About this task>
Please return the listing exactly, line for line.

Dataset extract>
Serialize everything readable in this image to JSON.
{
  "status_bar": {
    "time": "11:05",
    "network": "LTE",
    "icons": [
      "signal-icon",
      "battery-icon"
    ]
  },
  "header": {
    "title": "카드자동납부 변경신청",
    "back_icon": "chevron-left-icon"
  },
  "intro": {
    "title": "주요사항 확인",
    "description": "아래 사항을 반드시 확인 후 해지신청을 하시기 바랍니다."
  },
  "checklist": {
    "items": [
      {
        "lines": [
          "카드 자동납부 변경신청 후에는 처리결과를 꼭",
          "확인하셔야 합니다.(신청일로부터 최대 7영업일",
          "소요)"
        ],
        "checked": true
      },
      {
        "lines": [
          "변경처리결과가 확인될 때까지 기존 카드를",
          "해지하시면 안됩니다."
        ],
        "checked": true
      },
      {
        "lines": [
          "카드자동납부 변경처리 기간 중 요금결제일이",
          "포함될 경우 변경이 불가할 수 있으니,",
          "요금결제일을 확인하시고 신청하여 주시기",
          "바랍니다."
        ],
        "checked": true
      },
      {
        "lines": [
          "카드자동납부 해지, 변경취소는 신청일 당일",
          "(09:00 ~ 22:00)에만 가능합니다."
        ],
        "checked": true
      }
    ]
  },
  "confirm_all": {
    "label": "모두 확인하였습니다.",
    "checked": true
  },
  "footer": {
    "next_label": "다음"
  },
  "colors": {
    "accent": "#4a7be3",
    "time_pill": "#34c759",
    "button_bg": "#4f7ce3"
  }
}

Answer for the task>
Serialize everything readable in this image to JSON.
{
  "status_bar": {
    "time": "11:05",
    "network": "LTE",
    "icons": [
      "signal-icon",
      "battery-icon"
    ]
  },
  "header": {
    "title": "카드자동납부 변경신청",
    "back_icon": "chevron-left-icon"
  },
  "intro": {
    "title": "주요사항 확인",
    "description": "아래 사항을 반드시 확인 후 해지신청을 하시기 바랍니다."
  },
  "checklist": {
    "items": [
      {
        "lines": [
          "카드 자동납부 변경신청 후에는 처리결과를 꼭",
          "확인하셔야 합니다.(신청일로부터 최대 7영업일",
          "소요)"
        ],
        "checked": true
      },
      {
        "lines": [
          "변경처리결과가 확인될 때까지 기존 카드를",
          "해지하시면 안됩니다."
        ],
        "checked": true
      },
      {
        "lines": [
          "카드자동납부 변경처리 기간 중 요금결제일이",
          "포함될 경우 변경이 불가할 수 있으니,",
          "요금결제일을 확인하시고 신청하여 주시기",
          "바랍니다."
        ],
        "checked": true
      },
      {
        "lines": [
          "카드자동납부 해지, 변경취소는 신청일 당일",
          "(09:00 ~ 22:00)에만 가능합니다."
        ],
        "checked": true
      }
    ]
  },
  "confirm_all": {
    "label": "모두 확인하였습니다.",
    "checked": true
  },
  "footer": {
    "next_label": "다음"
  },
  "colors": {
    "accent": "#4a7be3",
    "time_pill": "#34c759",
    "button_bg": "#4f7ce3"
  }
}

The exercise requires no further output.